One day when I was - or fancied myself to be - a hip 18-year-old, I was walking down a neighborhood street. It was a warm summer day. I was barefoot and wore a faded pair of blue jeans and a T-shirt. My hair was down to my shoulders. I had a bushy beard. A turquoise thunderbird earring. My appearance was not so abnormal for the times, but it must have been intimidating.
As I walked along I noticed a stooped elderly man making his way toward me. We were alone on the walkway, and our paths were bound to cross. Perhaps my wild appearance would make the man fearful. Should I greet him? Should I look away and just breeze past? Should I cross the street? Why such thoughts for such a simple meeting? I wonder now.
I stared straight ahead, stepped to my side of the path, and walked on. Just as we were opposite each other the man spoke. ''Good day to you,'' he said, and then he was past me.
I wish I had run back to stop him and shake his hand and wish him a good day. Even now, years later, his voice resonates in my mind.
The old man's gift was his greeting. He did not miss the opportunity to give it. I failed to give or even reciprocate the simplest touch. How often I had held back a greeting, a smile, a nod to another person, a stranger.
Jacob Bronowski ended a part of the ''Ascent of Man'' TV series with the words:''We have to close the distance between the push-button order and the human act. We have to touch people.'' During the past two years, living in Moscow, I often recalled the old man on the street of my hometown and Bronowski's words.
The Muscovite on the street tends to wear a cold, emotionless face that, while having nothing to do with the true Russian character, often intimidates foreigners. It is easy in such an environment to join in on the blank-faced parade.
I did my best to greet those I came into contact with on the street: the militiamen, the babushkas, the knife grinder in front of the butcher shop, the man I passed as I walked to work each morning. A nod, a smile, a word - sometimes returned, sometimes not.
One day in the middle of winter I found myself on skis chasing a Soviet friend through a birch forest on the outskirts of the city. He was giving me a workout and was so far ahead that I had lost sight of him.
Coming into a little clearing, I saw an elderly gentleman skiing toward me at a leisurely pace. The forest was silent except for our breathing and the swishing of our skis. The man obviously saw me, but he chose to look away. Thinking only of the immediate opportunity, I called out, ''Dobry dyen' '' (''Good day''), as we glided past each other.
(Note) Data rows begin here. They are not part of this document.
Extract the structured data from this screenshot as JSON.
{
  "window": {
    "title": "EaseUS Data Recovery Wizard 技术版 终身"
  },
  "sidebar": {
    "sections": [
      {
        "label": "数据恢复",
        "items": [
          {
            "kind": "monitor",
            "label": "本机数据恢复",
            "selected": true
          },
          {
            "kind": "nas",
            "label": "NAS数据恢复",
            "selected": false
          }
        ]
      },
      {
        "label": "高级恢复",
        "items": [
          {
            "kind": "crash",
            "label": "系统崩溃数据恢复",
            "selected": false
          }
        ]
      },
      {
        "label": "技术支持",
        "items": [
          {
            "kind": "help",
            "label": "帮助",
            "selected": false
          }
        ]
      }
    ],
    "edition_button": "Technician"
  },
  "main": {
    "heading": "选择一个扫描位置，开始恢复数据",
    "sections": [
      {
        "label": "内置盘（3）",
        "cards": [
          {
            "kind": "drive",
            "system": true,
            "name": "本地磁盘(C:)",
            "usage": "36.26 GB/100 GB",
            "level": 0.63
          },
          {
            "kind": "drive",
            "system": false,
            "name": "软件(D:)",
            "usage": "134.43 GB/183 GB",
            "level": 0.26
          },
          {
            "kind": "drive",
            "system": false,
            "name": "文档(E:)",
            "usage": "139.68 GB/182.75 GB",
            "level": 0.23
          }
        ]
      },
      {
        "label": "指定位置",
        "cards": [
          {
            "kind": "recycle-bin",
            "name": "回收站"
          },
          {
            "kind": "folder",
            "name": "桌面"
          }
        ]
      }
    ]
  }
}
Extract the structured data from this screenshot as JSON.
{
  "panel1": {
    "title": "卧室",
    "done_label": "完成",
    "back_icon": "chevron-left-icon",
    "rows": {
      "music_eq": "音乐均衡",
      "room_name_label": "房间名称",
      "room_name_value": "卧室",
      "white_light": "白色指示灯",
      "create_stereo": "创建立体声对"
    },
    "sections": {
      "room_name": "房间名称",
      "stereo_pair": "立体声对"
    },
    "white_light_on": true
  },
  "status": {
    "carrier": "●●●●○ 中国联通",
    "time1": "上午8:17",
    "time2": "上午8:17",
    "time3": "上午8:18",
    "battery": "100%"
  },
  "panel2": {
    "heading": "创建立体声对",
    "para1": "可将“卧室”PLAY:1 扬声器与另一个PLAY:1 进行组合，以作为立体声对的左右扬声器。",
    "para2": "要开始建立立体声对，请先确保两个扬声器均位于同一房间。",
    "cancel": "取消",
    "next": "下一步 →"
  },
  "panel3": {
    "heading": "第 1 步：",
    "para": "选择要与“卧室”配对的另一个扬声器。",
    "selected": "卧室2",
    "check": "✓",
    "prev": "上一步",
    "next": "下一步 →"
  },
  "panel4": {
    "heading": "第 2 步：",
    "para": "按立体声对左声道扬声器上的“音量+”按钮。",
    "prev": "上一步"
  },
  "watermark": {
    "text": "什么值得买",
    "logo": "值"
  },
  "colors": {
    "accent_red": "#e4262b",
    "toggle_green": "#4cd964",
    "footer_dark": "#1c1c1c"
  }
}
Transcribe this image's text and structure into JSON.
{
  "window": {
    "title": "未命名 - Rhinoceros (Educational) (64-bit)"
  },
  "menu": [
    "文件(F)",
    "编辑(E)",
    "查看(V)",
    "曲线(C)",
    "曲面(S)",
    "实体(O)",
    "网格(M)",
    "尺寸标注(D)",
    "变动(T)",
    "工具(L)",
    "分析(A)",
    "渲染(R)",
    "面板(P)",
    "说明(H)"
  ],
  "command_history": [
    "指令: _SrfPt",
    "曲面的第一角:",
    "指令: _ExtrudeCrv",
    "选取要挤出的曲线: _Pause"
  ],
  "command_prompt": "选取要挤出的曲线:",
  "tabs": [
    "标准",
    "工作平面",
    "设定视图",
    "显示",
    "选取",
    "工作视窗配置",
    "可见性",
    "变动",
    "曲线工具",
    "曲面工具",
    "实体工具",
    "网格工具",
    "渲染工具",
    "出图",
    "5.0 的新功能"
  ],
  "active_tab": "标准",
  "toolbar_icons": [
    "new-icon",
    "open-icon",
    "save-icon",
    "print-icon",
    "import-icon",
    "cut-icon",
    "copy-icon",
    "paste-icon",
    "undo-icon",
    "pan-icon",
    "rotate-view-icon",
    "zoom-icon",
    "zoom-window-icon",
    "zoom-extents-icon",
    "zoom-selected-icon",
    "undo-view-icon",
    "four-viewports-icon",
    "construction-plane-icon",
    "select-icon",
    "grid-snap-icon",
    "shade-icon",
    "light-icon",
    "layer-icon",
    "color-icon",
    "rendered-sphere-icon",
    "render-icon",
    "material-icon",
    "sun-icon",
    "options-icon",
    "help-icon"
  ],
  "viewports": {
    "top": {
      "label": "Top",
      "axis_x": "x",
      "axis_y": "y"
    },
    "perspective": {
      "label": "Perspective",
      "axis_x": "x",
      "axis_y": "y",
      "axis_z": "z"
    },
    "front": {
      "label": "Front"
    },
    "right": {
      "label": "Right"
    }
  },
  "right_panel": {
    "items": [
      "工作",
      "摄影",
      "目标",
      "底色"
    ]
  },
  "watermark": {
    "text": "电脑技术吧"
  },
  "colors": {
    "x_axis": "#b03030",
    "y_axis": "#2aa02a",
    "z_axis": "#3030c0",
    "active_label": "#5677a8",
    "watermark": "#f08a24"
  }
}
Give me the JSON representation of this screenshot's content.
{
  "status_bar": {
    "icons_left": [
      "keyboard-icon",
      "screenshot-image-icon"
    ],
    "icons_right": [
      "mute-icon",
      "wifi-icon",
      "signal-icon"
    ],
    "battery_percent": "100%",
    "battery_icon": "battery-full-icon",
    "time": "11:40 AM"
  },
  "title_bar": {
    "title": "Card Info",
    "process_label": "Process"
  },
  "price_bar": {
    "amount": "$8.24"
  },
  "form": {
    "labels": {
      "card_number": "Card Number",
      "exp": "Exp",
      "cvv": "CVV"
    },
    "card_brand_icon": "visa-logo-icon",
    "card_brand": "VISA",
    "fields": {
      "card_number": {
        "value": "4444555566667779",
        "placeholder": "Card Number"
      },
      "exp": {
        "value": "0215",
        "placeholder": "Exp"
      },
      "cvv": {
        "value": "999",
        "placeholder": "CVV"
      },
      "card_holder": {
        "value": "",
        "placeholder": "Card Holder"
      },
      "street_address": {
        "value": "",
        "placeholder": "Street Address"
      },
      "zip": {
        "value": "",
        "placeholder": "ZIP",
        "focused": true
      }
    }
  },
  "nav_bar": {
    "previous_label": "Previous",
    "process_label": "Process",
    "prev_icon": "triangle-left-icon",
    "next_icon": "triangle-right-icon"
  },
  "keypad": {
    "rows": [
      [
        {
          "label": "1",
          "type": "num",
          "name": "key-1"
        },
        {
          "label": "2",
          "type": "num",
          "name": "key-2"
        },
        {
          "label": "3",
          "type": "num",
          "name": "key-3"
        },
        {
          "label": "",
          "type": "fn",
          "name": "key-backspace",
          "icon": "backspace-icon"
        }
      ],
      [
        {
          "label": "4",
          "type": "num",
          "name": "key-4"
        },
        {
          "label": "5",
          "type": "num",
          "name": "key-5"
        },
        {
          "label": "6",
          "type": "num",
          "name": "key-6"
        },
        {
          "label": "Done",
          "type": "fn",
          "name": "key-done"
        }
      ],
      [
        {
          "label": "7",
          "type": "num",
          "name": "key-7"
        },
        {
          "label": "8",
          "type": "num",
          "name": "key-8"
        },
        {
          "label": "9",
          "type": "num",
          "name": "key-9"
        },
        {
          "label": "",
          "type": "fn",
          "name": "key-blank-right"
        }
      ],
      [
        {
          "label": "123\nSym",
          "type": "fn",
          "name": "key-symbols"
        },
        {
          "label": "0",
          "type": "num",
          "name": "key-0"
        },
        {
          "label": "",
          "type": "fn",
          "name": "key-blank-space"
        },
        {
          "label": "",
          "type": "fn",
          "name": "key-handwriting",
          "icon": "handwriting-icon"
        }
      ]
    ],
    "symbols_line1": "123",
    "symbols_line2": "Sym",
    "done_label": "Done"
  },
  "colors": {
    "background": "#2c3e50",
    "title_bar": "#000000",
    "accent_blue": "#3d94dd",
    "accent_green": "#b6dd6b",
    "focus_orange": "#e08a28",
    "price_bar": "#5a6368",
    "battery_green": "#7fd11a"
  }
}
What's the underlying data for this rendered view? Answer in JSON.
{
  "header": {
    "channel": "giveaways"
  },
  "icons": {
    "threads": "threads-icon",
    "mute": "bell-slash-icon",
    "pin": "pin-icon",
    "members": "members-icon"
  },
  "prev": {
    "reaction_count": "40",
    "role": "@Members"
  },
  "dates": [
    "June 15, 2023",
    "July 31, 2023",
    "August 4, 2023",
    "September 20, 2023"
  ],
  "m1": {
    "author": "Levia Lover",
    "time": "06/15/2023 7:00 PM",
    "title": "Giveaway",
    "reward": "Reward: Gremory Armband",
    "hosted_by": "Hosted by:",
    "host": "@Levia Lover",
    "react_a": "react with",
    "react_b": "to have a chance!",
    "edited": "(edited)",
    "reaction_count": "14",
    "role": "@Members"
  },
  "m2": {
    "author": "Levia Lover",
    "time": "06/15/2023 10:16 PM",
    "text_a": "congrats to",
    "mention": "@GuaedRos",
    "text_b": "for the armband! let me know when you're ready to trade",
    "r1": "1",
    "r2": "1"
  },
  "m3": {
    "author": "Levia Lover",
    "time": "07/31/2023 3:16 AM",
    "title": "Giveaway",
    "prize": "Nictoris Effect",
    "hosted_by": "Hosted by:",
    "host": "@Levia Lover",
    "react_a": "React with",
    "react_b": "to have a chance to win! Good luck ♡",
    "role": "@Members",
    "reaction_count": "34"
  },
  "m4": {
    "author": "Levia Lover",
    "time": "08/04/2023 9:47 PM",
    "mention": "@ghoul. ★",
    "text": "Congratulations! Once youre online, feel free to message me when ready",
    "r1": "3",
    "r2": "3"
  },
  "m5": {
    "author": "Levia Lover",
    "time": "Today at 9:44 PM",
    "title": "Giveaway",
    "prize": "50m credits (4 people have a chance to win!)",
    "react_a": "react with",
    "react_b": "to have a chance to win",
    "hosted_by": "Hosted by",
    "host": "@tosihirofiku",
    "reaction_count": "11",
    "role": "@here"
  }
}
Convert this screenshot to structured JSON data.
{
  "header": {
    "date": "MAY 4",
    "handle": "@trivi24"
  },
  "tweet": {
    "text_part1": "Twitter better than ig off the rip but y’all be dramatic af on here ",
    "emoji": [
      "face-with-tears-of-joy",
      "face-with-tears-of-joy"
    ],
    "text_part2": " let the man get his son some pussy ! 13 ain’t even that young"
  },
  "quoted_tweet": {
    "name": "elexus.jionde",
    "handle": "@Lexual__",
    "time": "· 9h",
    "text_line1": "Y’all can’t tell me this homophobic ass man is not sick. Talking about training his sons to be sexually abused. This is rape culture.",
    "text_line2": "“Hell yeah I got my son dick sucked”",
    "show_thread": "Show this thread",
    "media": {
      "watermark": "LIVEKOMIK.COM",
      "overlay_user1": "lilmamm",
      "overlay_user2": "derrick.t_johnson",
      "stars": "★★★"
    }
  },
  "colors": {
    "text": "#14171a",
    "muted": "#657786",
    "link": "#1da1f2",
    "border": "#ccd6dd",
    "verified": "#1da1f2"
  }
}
The man did not know I was an American; we were just two people passing in a cold forest. I sped on to catch my friend. The man said nothing. I am sure he did not stop or even look back. But he heard me. Ah yes, he felt my touch.